“The trek was more mentally challenging than I expected,” Ward admits. “I always knew I was going to make it physically. I had confidence in my body’s abilities. Each day was an adventure and so it kept me moving forward. But the night of the summit was incredibly hard. We woke up at 10 pm after only two hours of sleep, and began the climb at midnight. There was no moon so it was pitch-black and unbelievably cold. I felt delirious. It was hard to breathe and I was completely exhausted. It took us about nine hours and 15 minutes to reach the summit, and every step was a battle. My amazing teammates and our local guides kept me moving forward.
“We finally came around this rock outcropping and there it was, the sign: ‘Congratulations! You are now at Uruhu Peak, Tanzania.’ When I reached it, I burst into tears. I couldn’t believe I was finally standing there at the summit, surrounded by my incredible team members. I had reached the top. It was a very emotional experience.

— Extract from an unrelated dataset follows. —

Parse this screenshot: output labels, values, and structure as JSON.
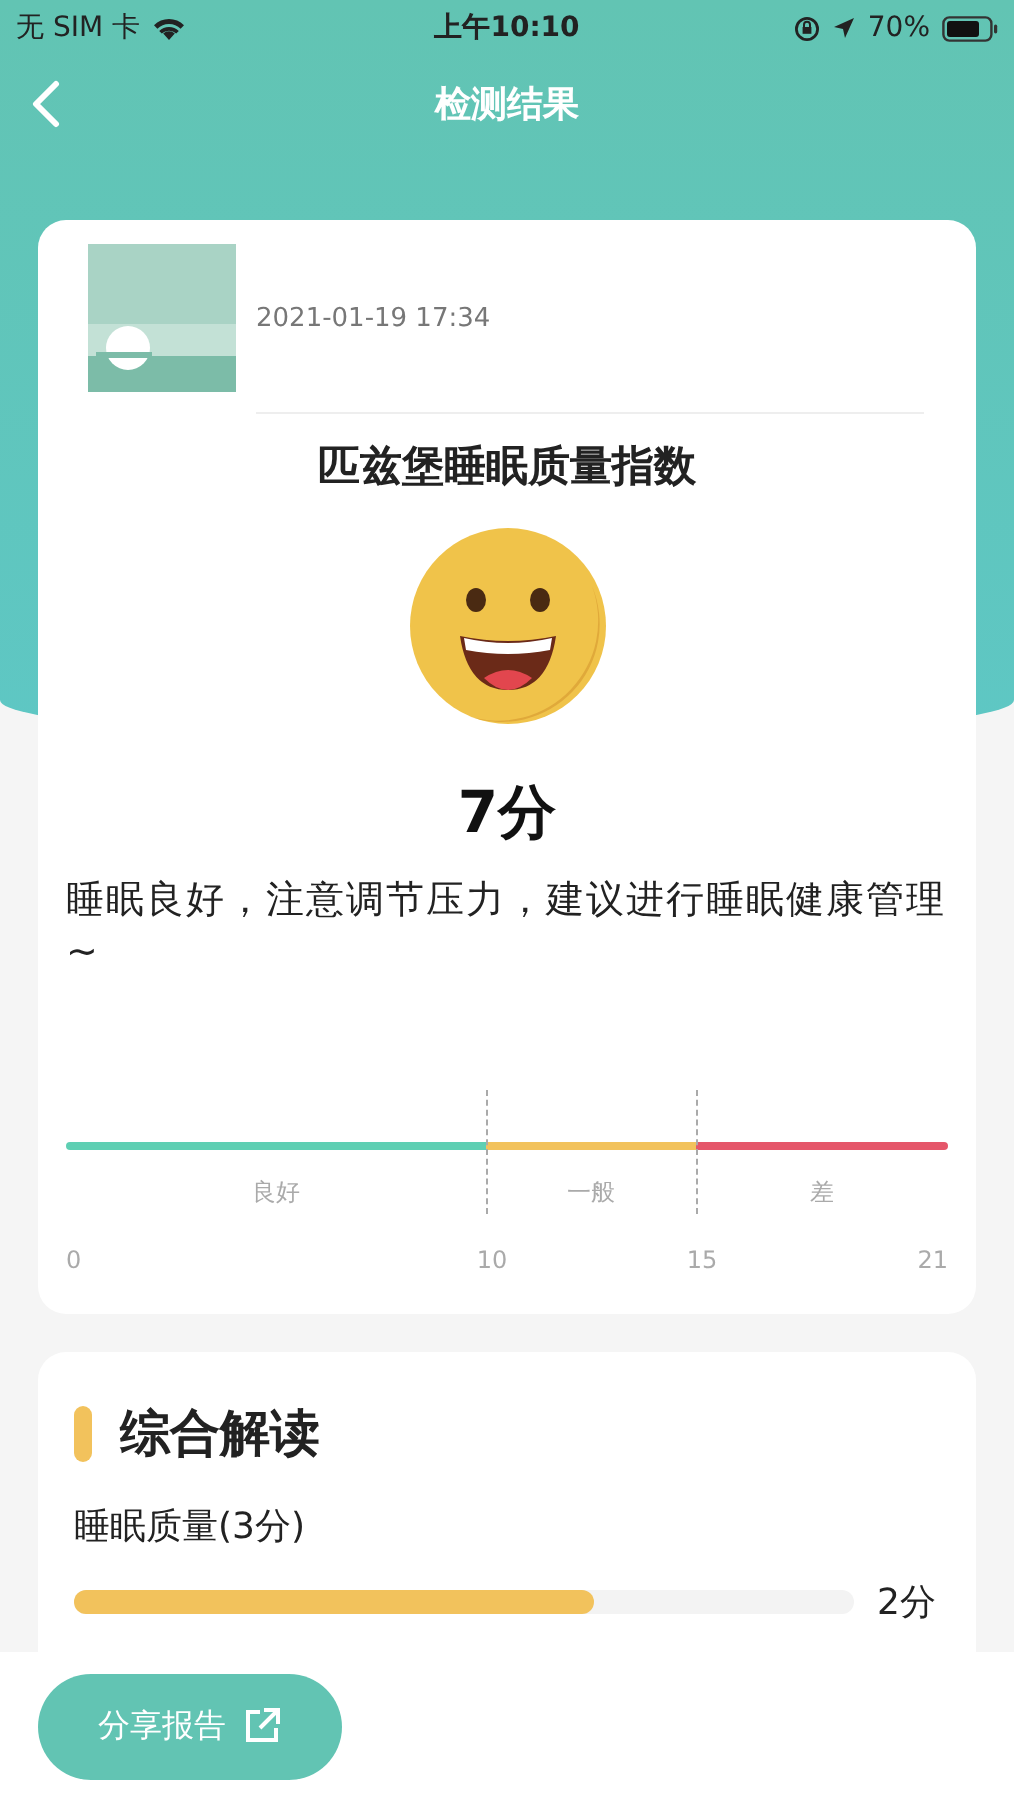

“That was followed by a four hour trek back down, a short hour-long nap, and then another three hours of hiking,” says Ward. “It felt like the longest day of my life! But it was also victorious and such a positive experience.
“I am so, so proud of our team! We are now the highest fundraising group in the Moving Mountains for Multiple Myeloma program. Each of us had to raise a minimum of $10,000, and everyone exceeded that goal.”
Another fundraising expedition is in the works for the Moving Mountains 2018 program: Mt. Everest, one of the most challenging peaks in the world. When asked if she’ll climb another mountain in support of the charity that is so close to her heart, Kelly Ward laughs. “That’s like asking me if I want to have another baby while I’m still in the delivery room. I would love to continue to help the MMRF provide these life-changing opportunities for people in the myeloma community and to continue to raise funds for our life-extending cancer research and precision medicine model. The MMRF is breaking down barriers in oncology research that have stood in the way of a cure for a long time. I’ll always want to be a part of that.”
On a personal level, Ward says that the experience of climbing Kilimanjaro has taught her to be more present and has given her greater peace of mind. “Our head guide said, ‘Keep your mind where your feet are.’ I will carry that message with me always.”
Wiltonians J.P. Kealy, a multiple myeloma patient, and his wife, Annamarie, are now actively training—and fundraising—for the 2018 Mount Everest climb. To support their effort, go to endurance.themmrf.org/2018Everest/jpstrong